Filter the records below, keeping only lines with the string "this".

________________________

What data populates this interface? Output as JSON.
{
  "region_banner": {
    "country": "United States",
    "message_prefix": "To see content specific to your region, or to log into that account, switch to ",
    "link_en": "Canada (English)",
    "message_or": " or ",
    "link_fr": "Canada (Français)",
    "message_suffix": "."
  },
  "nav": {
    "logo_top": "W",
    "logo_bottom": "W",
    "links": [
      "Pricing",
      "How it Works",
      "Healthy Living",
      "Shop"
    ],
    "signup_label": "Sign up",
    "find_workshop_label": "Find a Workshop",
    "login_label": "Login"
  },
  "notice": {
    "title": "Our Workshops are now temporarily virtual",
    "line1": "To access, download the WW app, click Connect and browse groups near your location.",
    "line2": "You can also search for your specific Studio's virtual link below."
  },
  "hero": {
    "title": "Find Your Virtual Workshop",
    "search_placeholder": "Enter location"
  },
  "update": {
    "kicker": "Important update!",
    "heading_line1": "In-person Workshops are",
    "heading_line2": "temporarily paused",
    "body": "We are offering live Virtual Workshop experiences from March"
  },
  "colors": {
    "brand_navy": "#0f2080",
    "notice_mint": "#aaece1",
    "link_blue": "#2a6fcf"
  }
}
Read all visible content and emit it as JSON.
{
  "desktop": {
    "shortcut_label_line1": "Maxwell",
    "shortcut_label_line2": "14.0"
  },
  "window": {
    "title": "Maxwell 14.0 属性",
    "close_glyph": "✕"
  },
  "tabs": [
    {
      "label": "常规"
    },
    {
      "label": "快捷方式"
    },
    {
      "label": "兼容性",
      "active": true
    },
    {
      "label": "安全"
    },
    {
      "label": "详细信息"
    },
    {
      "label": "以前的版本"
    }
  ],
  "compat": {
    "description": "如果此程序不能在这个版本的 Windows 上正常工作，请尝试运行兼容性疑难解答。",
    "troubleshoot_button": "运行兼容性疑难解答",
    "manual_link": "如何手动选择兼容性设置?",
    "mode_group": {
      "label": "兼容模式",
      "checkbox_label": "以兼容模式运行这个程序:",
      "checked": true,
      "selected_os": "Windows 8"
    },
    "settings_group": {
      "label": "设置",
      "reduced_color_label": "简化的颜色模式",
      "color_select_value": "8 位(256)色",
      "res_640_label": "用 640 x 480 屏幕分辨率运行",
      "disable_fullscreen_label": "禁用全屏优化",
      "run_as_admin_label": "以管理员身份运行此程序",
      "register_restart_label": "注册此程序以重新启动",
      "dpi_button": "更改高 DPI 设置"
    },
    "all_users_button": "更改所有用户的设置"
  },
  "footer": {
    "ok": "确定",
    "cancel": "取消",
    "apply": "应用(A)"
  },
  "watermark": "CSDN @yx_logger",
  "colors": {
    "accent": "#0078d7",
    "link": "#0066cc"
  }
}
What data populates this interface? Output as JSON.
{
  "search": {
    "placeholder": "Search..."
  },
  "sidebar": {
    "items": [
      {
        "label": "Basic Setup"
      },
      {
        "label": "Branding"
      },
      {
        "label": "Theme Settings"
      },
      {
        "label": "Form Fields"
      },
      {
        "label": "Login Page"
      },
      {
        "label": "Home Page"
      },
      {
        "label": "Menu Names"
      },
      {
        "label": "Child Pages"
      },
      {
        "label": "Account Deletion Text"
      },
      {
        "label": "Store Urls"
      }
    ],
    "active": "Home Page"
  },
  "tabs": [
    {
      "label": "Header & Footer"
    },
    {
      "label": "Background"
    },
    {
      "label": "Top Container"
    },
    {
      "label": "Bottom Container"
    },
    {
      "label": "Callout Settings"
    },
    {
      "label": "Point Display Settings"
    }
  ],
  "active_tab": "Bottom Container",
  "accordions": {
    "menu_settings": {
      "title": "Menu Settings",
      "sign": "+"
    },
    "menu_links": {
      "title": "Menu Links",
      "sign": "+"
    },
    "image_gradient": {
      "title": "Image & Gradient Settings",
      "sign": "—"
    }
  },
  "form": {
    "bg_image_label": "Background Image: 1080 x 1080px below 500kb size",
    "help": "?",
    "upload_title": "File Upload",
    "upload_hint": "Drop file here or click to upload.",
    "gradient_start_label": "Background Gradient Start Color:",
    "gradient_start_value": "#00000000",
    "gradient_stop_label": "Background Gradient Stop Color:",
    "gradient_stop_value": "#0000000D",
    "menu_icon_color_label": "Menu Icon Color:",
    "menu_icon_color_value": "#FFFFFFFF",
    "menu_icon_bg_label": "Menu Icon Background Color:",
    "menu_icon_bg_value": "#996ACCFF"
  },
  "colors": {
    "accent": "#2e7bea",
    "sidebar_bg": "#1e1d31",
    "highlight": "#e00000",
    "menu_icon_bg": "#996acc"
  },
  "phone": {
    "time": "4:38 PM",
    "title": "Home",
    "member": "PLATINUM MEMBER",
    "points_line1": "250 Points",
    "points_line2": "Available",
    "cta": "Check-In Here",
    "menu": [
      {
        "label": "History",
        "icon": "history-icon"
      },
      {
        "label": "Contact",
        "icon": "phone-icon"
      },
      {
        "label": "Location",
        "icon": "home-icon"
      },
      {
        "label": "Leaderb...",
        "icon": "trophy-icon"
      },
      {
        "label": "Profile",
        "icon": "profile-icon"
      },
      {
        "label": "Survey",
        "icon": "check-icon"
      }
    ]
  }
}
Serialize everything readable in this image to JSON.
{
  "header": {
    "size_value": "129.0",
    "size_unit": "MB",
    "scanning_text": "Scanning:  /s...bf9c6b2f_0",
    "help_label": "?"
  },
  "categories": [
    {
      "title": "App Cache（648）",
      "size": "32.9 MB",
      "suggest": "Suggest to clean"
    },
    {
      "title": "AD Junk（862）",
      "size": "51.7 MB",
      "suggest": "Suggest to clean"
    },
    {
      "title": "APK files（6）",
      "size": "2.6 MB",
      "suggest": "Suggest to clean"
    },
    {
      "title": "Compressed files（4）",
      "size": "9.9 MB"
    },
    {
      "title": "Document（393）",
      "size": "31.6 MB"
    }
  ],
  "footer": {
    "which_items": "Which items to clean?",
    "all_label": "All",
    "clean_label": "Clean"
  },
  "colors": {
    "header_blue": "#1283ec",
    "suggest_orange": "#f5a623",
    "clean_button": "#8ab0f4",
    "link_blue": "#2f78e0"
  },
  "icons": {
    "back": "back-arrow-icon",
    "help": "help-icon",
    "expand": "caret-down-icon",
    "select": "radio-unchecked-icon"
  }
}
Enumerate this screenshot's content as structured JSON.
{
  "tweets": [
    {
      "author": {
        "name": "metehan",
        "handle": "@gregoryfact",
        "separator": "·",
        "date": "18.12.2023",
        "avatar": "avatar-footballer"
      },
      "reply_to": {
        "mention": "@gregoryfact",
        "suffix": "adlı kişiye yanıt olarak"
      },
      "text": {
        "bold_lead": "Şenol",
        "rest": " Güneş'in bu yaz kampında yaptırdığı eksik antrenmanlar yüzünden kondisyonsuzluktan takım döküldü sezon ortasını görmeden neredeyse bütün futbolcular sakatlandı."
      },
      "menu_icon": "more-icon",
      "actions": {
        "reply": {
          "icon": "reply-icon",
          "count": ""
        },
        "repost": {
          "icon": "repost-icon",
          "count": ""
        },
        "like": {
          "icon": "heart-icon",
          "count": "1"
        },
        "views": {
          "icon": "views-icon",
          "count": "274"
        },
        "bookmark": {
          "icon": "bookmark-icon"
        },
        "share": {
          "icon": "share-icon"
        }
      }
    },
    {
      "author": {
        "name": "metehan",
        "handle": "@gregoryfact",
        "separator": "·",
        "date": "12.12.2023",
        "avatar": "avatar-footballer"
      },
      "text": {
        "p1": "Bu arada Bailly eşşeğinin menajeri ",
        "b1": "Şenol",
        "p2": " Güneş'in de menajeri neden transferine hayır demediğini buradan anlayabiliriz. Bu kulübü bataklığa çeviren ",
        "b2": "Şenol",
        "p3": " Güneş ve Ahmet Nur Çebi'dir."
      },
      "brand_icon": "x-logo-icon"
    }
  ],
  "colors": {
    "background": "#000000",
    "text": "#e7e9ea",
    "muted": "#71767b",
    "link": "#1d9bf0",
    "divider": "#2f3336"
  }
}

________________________

> _Reply_
What data populates this interface? Output as JSON.
What data populates this interface? Output as JSON.
Serialize everything readable in this image to JSON.
Enumerate this screenshot's content as structured JSON.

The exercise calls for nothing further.